Task:
Recreate the entire listing that appears below, exactly.
Top of Data provided
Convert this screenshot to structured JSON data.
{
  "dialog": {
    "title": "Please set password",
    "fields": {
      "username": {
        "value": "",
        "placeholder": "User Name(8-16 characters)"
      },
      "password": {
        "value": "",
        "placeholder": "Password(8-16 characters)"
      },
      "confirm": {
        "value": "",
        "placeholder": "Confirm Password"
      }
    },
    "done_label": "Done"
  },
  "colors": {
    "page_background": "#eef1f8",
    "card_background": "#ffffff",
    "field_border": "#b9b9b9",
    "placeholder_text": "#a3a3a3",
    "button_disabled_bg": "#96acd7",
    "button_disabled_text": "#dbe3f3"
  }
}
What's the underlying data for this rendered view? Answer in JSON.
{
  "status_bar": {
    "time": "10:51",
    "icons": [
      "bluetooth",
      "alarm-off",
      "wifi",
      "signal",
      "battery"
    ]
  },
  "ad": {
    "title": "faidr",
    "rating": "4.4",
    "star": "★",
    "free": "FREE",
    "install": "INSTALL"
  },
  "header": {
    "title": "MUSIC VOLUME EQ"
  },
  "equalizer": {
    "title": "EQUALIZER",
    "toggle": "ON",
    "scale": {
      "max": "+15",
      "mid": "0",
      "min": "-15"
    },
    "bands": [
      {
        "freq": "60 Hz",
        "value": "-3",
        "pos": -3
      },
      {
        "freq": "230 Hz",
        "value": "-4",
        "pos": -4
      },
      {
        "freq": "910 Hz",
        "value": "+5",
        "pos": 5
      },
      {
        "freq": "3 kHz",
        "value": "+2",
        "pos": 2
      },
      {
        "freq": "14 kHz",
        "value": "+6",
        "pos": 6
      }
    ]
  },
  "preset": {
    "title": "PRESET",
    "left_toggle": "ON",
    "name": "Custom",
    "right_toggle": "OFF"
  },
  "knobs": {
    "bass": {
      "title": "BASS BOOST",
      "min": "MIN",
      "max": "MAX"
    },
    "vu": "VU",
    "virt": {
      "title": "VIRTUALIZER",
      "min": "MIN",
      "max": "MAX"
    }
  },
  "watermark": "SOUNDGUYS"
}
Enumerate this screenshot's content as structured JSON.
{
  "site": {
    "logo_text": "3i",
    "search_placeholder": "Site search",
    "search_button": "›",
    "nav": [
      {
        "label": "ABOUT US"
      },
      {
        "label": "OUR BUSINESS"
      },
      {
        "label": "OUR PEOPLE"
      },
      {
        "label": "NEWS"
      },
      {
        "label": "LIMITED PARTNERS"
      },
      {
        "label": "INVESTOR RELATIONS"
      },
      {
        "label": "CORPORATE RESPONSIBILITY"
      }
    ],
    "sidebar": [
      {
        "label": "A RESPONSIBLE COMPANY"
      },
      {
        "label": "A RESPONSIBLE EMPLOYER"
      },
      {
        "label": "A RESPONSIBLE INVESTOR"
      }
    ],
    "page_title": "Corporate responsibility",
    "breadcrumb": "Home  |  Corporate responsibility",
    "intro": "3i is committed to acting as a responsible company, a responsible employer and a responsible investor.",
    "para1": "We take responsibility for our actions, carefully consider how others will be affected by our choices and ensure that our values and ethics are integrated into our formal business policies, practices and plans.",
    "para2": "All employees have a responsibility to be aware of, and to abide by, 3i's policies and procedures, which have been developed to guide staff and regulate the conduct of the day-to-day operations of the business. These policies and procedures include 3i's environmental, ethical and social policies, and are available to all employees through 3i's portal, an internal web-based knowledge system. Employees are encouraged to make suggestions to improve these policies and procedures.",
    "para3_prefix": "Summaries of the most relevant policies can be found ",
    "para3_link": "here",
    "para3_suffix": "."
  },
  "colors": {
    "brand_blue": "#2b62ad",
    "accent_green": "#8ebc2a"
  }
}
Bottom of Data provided
Answer to the problem:
Convert this screenshot to structured JSON data.
{
  "dialog": {
    "title": "Please set password",
    "fields": {
      "username": {
        "value": "",
        "placeholder": "User Name(8-16 characters)"
      },
      "password": {
        "value": "",
        "placeholder": "Password(8-16 characters)"
      },
      "confirm": {
        "value": "",
        "placeholder": "Confirm Password"
      }
    },
    "done_label": "Done"
  },
  "colors": {
    "page_background": "#eef1f8",
    "card_background": "#ffffff",
    "field_border": "#b9b9b9",
    "placeholder_text": "#a3a3a3",
    "button_disabled_bg": "#96acd7",
    "button_disabled_text": "#dbe3f3"
  }
}
What's the underlying data for this rendered view? Answer in JSON.
{
  "status_bar": {
    "time": "10:51",
    "icons": [
      "bluetooth",
      "alarm-off",
      "wifi",
      "signal",
      "battery"
    ]
  },
  "ad": {
    "title": "faidr",
    "rating": "4.4",
    "star": "★",
    "free": "FREE",
    "install": "INSTALL"
  },
  "header": {
    "title": "MUSIC VOLUME EQ"
  },
  "equalizer": {
    "title": "EQUALIZER",
    "toggle": "ON",
    "scale": {
      "max": "+15",
      "mid": "0",
      "min": "-15"
    },
    "bands": [
      {
        "freq": "60 Hz",
        "value": "-3",
        "pos": -3
      },
      {
        "freq": "230 Hz",
        "value": "-4",
        "pos": -4
      },
      {
        "freq": "910 Hz",
        "value": "+5",
        "pos": 5
      },
      {
        "freq": "3 kHz",
        "value": "+2",
        "pos": 2
      },
      {
        "freq": "14 kHz",
        "value": "+6",
        "pos": 6
      }
    ]
  },
  "preset": {
    "title": "PRESET",
    "left_toggle": "ON",
    "name": "Custom",
    "right_toggle": "OFF"
  },
  "knobs": {
    "bass": {
      "title": "BASS BOOST",
      "min": "MIN",
      "max": "MAX"
    },
    "vu": "VU",
    "virt": {
      "title": "VIRTUALIZER",
      "min": "MIN",
      "max": "MAX"
    }
  },
  "watermark": "SOUNDGUYS"
}
Enumerate this screenshot's content as structured JSON.
{
  "site": {
    "logo_text": "3i",
    "search_placeholder": "Site search",
    "search_button": "›",
    "nav": [
      {
        "label": "ABOUT US"
      },
      {
        "label": "OUR BUSINESS"
      },
      {
        "label": "OUR PEOPLE"
      },
      {
        "label": "NEWS"
      },
      {
        "label": "LIMITED PARTNERS"
      },
      {
        "label": "INVESTOR RELATIONS"
      },
      {
        "label": "CORPORATE RESPONSIBILITY"
      }
    ],
    "sidebar": [
      {
        "label": "A RESPONSIBLE COMPANY"
      },
      {
        "label": "A RESPONSIBLE EMPLOYER"
      },
      {
        "label": "A RESPONSIBLE INVESTOR"
      }
    ],
    "page_title": "Corporate responsibility",
    "breadcrumb": "Home  |  Corporate responsibility",
    "intro": "3i is committed to acting as a responsible company, a responsible employer and a responsible investor.",
    "para1": "We take responsibility for our actions, carefully consider how others will be affected by our choices and ensure that our values and ethics are integrated into our formal business policies, practices and plans.",
    "para2": "All employees have a responsibility to be aware of, and to abide by, 3i's policies and procedures, which have been developed to guide staff and regulate the conduct of the day-to-day operations of the business. These policies and procedures include 3i's environmental, ethical and social policies, and are available to all employees through 3i's portal, an internal web-based knowledge system. Employees are encouraged to make suggestions to improve these policies and procedures.",
    "para3_prefix": "Summaries of the most relevant policies can be found ",
    "para3_link": "here",
    "para3_suffix": "."
  },
  "colors": {
    "brand_blue": "#2b62ad",
    "accent_green": "#8ebc2a"
  }
}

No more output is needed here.